A reflection T
across a line m is a transformation satisfying the condition that, for every
point P in the plane, setting P’ = T(P), we have
letting Q be the point of intersection of the lines, PQ=P’Q. A rotation
T around a point R by an angle e, e in radians, -π < e < π is a
transformation such that, for every point P in the plane, if P’=T(P), then m<P’RP = e and P’R = PR. Notice that in the preceding definition
angles have an orientation. A translation T by a directed segment AB is
a transformation such that, for any point C, if C’=T(C), then C’ completes a
parallelogram C’CAB, unless C’ is on the line AB,
in which case C’C = BA and C’B = CA.
With a new definition of congruence, we want to show that the same objects are congruent as before. To do this, we must show objects which were congruent under the new definition are congruent under the old definition, and that objects congruent under the old definition are congruent under the new definition. Even though we redefined congruence, as a result of 49-54, you may continue to use the old theorems about congruence to prove new results.
DUE TUESDAY, MARCH 1
As a result of the above, we know that objects congruent under the new definition are congruent under the old definition. We are not yet able to show that objects congruent under the old definition are congruent under the new definition. The reason for this is that, given two objects congruent under the old definition, we need to find an isometry that maps the first object onto the second. In order for this to happen, we need to know what maps are isometries.

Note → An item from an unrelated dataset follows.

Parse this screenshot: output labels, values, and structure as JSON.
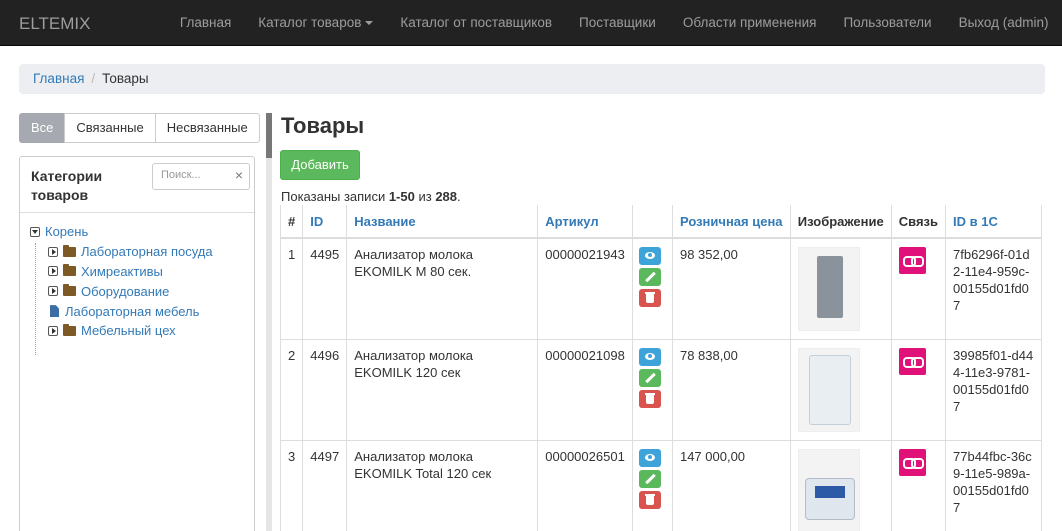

FOR CAREFUL WRITE-UP:
We will begin to do some work using coordinates in the plane (and in three dimensions). We are going to assume that coordinates (x, y) have been established for the plane, and coordinates (x, y, z) have been established for 3 dimensions.
DUE TUESDAY, MARCH 8
FOR CAREFUL WRITE-UP:
IN-CLASS EXPLORATION FOR MARCH 10: What happens to the plane (or objects in the plane, if you prefer) if you perform two reflections? Put another way, what is the result of performing 2 reflections across lines l1 and l2 in the plane? There are three possible cases for the two lines of reflection: l1 and l2 are identical, they are parallel to each other, or they intersect.
DUE TUESDAY, MARCH 15
FOR CAREFUL WRITE-UP:
NOTE: The first exam covers problems 1-75. It will be open notes.
IN-CLASS EXPLORATION ON MARCH 24: We want to know what happens to the plane if you perform three reflections across 3 not necessarily distinct lines. Based on problem 59, you know how three lines can be arranged. For each of these possibilities, and considering different orders, you should come out with two different possible outcomes for the type of transformation you get: a glide reflection, which is a reflection followed by a translation (the most commonly cited example of a glide reflection is an idealized set of footprints, with two symmetric feet leaving tracks equidistant from a fixed line), or a reflection. Use the two problems below to summarize your answer.
The last case to consider is four reflections. It can be proven that the composition of four reflections is either a translation or a rotation. As a result of all this, it turns out that any number of reflections is equivalent to either a reflection, rotation, translation, or glide reflection. From here, there’s a short leap to prove the Theorem: Every distance-preserving transformation T is a composite of reflections. You do not need to prove the theorem. Thus the new definition of congruence is equivalent to the old definition.